HOW TO COMPLETE THIS TASK: The lines that make up this material should each be returned exactly.

RECORDS FOR THIS EXERCISE Start Marker

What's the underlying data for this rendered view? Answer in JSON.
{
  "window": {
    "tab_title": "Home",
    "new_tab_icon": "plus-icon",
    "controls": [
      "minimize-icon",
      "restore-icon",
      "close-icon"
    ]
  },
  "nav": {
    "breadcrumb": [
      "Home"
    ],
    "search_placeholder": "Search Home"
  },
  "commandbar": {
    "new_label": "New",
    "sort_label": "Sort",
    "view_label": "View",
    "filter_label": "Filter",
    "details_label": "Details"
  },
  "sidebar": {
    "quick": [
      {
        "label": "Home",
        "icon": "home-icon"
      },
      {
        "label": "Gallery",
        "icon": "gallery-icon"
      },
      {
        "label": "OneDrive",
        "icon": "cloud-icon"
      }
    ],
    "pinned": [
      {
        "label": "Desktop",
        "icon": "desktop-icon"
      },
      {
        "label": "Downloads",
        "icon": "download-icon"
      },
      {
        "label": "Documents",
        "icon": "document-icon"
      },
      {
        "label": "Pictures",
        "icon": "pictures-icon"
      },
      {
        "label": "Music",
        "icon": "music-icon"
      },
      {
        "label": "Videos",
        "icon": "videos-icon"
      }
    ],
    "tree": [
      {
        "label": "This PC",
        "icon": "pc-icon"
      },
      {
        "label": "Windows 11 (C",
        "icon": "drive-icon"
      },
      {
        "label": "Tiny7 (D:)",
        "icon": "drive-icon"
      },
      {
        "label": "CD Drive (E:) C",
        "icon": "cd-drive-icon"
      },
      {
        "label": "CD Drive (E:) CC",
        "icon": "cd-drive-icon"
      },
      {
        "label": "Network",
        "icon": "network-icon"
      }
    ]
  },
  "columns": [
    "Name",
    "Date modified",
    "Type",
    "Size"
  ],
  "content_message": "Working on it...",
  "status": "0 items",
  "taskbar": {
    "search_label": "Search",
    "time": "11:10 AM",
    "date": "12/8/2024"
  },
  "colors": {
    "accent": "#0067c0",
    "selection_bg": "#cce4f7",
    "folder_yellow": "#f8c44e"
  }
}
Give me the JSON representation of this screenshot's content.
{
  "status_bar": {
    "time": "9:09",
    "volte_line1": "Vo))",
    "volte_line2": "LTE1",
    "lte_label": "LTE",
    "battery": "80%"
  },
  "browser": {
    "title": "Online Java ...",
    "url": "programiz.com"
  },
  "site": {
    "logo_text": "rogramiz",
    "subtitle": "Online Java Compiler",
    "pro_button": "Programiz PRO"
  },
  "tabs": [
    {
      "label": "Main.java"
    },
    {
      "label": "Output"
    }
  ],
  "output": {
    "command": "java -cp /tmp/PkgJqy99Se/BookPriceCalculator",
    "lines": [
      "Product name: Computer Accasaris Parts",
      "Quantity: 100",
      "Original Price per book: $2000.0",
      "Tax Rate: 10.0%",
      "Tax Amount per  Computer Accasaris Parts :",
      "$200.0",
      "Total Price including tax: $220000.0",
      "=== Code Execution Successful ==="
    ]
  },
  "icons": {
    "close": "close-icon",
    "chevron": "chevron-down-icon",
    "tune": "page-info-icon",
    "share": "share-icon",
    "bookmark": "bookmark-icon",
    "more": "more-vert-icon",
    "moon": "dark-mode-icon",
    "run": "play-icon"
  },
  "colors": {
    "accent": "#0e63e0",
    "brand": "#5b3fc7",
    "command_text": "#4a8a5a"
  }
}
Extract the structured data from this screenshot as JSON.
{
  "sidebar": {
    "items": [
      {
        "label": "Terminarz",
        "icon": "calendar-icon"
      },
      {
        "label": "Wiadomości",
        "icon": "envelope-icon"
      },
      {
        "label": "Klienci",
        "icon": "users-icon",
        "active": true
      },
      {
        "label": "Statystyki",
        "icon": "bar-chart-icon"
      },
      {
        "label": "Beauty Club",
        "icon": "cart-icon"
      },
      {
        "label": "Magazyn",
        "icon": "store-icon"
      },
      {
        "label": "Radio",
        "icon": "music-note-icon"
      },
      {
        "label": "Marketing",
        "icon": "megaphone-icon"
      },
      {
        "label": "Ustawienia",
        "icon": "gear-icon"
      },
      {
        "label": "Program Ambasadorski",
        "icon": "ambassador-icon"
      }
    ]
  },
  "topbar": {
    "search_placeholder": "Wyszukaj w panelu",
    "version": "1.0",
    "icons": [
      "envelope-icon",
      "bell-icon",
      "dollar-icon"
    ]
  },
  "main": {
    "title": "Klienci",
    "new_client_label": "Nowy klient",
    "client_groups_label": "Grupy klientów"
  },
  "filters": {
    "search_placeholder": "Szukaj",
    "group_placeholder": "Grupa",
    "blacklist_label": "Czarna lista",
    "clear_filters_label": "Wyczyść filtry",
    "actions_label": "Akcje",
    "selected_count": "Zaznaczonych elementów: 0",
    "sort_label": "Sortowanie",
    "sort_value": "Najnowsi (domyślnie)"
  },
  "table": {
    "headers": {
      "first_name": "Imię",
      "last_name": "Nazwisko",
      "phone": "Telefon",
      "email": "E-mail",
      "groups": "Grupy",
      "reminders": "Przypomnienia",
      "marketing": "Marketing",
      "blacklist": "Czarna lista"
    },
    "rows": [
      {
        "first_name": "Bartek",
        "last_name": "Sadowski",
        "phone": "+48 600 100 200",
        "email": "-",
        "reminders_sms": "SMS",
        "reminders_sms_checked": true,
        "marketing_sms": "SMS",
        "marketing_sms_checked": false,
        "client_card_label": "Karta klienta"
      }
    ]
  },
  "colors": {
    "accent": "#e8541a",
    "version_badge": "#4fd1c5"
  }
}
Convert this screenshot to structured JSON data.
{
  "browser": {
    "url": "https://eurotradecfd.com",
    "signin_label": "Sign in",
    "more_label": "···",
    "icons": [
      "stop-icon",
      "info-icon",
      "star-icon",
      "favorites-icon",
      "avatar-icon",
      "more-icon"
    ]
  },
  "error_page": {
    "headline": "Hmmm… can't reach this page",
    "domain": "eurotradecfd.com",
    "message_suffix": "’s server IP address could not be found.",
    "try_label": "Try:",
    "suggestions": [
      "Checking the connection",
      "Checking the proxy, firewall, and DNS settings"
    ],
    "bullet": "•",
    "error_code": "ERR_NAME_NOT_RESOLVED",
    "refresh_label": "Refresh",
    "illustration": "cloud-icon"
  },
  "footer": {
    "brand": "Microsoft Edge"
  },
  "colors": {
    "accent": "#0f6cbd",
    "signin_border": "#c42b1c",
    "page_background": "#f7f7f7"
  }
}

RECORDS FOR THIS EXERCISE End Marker

REPLY:
What's the underlying data for this rendered view? Answer in JSON.
{
  "window": {
    "tab_title": "Home",
    "new_tab_icon": "plus-icon",
    "controls": [
      "minimize-icon",
      "restore-icon",
      "close-icon"
    ]
  },
  "nav": {
    "breadcrumb": [
      "Home"
    ],
    "search_placeholder": "Search Home"
  },
  "commandbar": {
    "new_label": "New",
    "sort_label": "Sort",
    "view_label": "View",
    "filter_label": "Filter",
    "details_label": "Details"
  },
  "sidebar": {
    "quick": [
      {
        "label": "Home",
        "icon": "home-icon"
      },
      {
        "label": "Gallery",
        "icon": "gallery-icon"
      },
      {
        "label": "OneDrive",
        "icon": "cloud-icon"
      }
    ],
    "pinned": [
      {
        "label": "Desktop",
        "icon": "desktop-icon"
      },
      {
        "label": "Downloads",
        "icon": "download-icon"
      },
      {
        "label": "Documents",
        "icon": "document-icon"
      },
      {
        "label": "Pictures",
        "icon": "pictures-icon"
      },
      {
        "label": "Music",
        "icon": "music-icon"
      },
      {
        "label": "Videos",
        "icon": "videos-icon"
      }
    ],
    "tree": [
      {
        "label": "This PC",
        "icon": "pc-icon"
      },
      {
        "label": "Windows 11 (C",
        "icon": "drive-icon"
      },
      {
        "label": "Tiny7 (D:)",
        "icon": "drive-icon"
      },
      {
        "label": "CD Drive (E:) C",
        "icon": "cd-drive-icon"
      },
      {
        "label": "CD Drive (E:) CC",
        "icon": "cd-drive-icon"
      },
      {
        "label": "Network",
        "icon": "network-icon"
      }
    ]
  },
  "columns": [
    "Name",
    "Date modified",
    "Type",
    "Size"
  ],
  "content_message": "Working on it...",
  "status": "0 items",
  "taskbar": {
    "search_label": "Search",
    "time": "11:10 AM",
    "date": "12/8/2024"
  },
  "colors": {
    "accent": "#0067c0",
    "selection_bg": "#cce4f7",
    "folder_yellow": "#f8c44e"
  }
}
Give me the JSON representation of this screenshot's content.
{
  "status_bar": {
    "time": "9:09",
    "volte_line1": "Vo))",
    "volte_line2": "LTE1",
    "lte_label": "LTE",
    "battery": "80%"
  },
  "browser": {
    "title": "Online Java ...",
    "url": "programiz.com"
  },
  "site": {
    "logo_text": "rogramiz",
    "subtitle": "Online Java Compiler",
    "pro_button": "Programiz PRO"
  },
  "tabs": [
    {
      "label": "Main.java"
    },
    {
      "label": "Output"
    }
  ],
  "output": {
    "command": "java -cp /tmp/PkgJqy99Se/BookPriceCalculator",
    "lines": [
      "Product name: Computer Accasaris Parts",
      "Quantity: 100",
      "Original Price per book: $2000.0",
      "Tax Rate: 10.0%",
      "Tax Amount per  Computer Accasaris Parts :",
      "$200.0",
      "Total Price including tax: $220000.0",
      "=== Code Execution Successful ==="
    ]
  },
  "icons": {
    "close": "close-icon",
    "chevron": "chevron-down-icon",
    "tune": "page-info-icon",
    "share": "share-icon",
    "bookmark": "bookmark-icon",
    "more": "more-vert-icon",
    "moon": "dark-mode-icon",
    "run": "play-icon"
  },
  "colors": {
    "accent": "#0e63e0",
    "brand": "#5b3fc7",
    "command_text": "#4a8a5a"
  }
}
Extract the structured data from this screenshot as JSON.
{
  "sidebar": {
    "items": [
      {
        "label": "Terminarz",
        "icon": "calendar-icon"
      },
      {
        "label": "Wiadomości",
        "icon": "envelope-icon"
      },
      {
        "label": "Klienci",
        "icon": "users-icon",
        "active": true
      },
      {
        "label": "Statystyki",
        "icon": "bar-chart-icon"
      },
      {
        "label": "Beauty Club",
        "icon": "cart-icon"
      },
      {
        "label": "Magazyn",
        "icon": "store-icon"
      },
      {
        "label": "Radio",
        "icon": "music-note-icon"
      },
      {
        "label": "Marketing",
        "icon": "megaphone-icon"
      },
      {
        "label": "Ustawienia",
        "icon": "gear-icon"
      },
      {
        "label": "Program Ambasadorski",
        "icon": "ambassador-icon"
      }
    ]
  },
  "topbar": {
    "search_placeholder": "Wyszukaj w panelu",
    "version": "1.0",
    "icons": [
      "envelope-icon",
      "bell-icon",
      "dollar-icon"
    ]
  },
  "main": {
    "title": "Klienci",
    "new_client_label": "Nowy klient",
    "client_groups_label": "Grupy klientów"
  },
  "filters": {
    "search_placeholder": "Szukaj",
    "group_placeholder": "Grupa",
    "blacklist_label": "Czarna lista",
    "clear_filters_label": "Wyczyść filtry",
    "actions_label": "Akcje",
    "selected_count": "Zaznaczonych elementów: 0",
    "sort_label": "Sortowanie",
    "sort_value": "Najnowsi (domyślnie)"
  },
  "table": {
    "headers": {
      "first_name": "Imię",
      "last_name": "Nazwisko",
      "phone": "Telefon",
      "email": "E-mail",
      "groups": "Grupy",
      "reminders": "Przypomnienia",
      "marketing": "Marketing",
      "blacklist": "Czarna lista"
    },
    "rows": [
      {
        "first_name": "Bartek",
        "last_name": "Sadowski",
        "phone": "+48 600 100 200",
        "email": "-",
        "reminders_sms": "SMS",
        "reminders_sms_checked": true,
        "marketing_sms": "SMS",
        "marketing_sms_checked": false,
        "client_card_label": "Karta klienta"
      }
    ]
  },
  "colors": {
    "accent": "#e8541a",
    "version_badge": "#4fd1c5"
  }
}
Convert this screenshot to structured JSON data.
{
  "browser": {
    "url": "https://eurotradecfd.com",
    "signin_label": "Sign in",
    "more_label": "···",
    "icons": [
      "stop-icon",
      "info-icon",
      "star-icon",
      "favorites-icon",
      "avatar-icon",
      "more-icon"
    ]
  },
  "error_page": {
    "headline": "Hmmm… can't reach this page",
    "domain": "eurotradecfd.com",
    "message_suffix": "’s server IP address could not be found.",
    "try_label": "Try:",
    "suggestions": [
      "Checking the connection",
      "Checking the proxy, firewall, and DNS settings"
    ],
    "bullet": "•",
    "error_code": "ERR_NAME_NOT_RESOLVED",
    "refresh_label": "Refresh",
    "illustration": "cloud-icon"
  },
  "footer": {
    "brand": "Microsoft Edge"
  },
  "colors": {
    "accent": "#0f6cbd",
    "signin_border": "#c42b1c",
    "page_background": "#f7f7f7"
  }
}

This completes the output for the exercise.